I come from a German-Jewish family. In 1937 my family fled from Nazi-Germany. My great grandfather worked in a Danish company that provided my family visa to go to Denmark. However, in 1943 they had to flee again when the deportations of jews started in Denmark. They were rescued by a fisherman, who sailed my family to Sweden. 

After the war my family settled in Denmark. I grew up as a third generation refugee. In my early teens I took interest in klezmer music. I was searching for my roots. I wanted to learn how European Jews has expressed themselves through culture, music, dance and art. My path into this was through music. 

Rooted in the cultural tapestry of Yiddish-speaking Ashkenazi Jews, klezmer music encompasses a rich blend of influences, including folk tunes, dance rhythms, and elements of Jewish liturgical music. The musicians, known as klezmorim, play a central role in weddings, celebrations, and other communal events within Jewish communities.

One of the defining features of klezmer is its ability to evoke a wide range of emotions. From joyous and celebratory tunes to soulful and introspective melodies, klezmer reflects the diverse experiences of the Jewish people. 

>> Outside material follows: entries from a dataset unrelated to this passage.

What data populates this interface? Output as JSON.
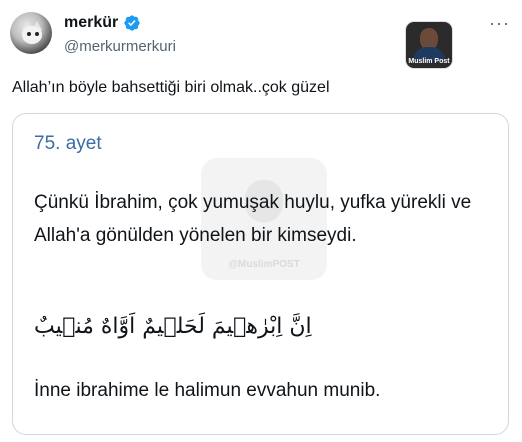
{
  "user": {
    "name": "merkür",
    "handle": "@merkurmerkuri"
  },
  "tweet": {
    "text": "Allah’ın böyle bahsettiği biri olmak..çok güzel"
  },
  "channel_badge": {
    "label": "Muslim Post"
  },
  "card": {
    "ayet_label": "75. ayet",
    "meaning": "Çünkü İbrahim, çok yumuşak huylu, yufka yürekli ve Allah'a gönülden yönelen bir kimseydi.",
    "arabic": "اِنَّ اِبْرٰهٖيمَ لَحَلٖيمٌ اَوَّاهٌ مُنٖيبٌ",
    "transliteration": "İnne ibrahime le halimun evvahun munib.",
    "watermark_text": "@MuslimPOST"
  },
  "colors": {
    "ayet_label": "#3a6ea5",
    "verified": "#1d9bf0",
    "secondary_text": "#536471"
  },
  "icons": {
    "verified": "verified-badge-icon",
    "more": "more-options-icon"
  }
}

Klezmer experienced a revival in the late 20th century, gaining popularity beyond Jewish communities and finding a global audience. Beyond its musical significance, klezmer serves as a cultural bridge, connecting generations and preserving the heritage of Eastern European Jewry. 

Here I am playing two traditional klezmer tunes: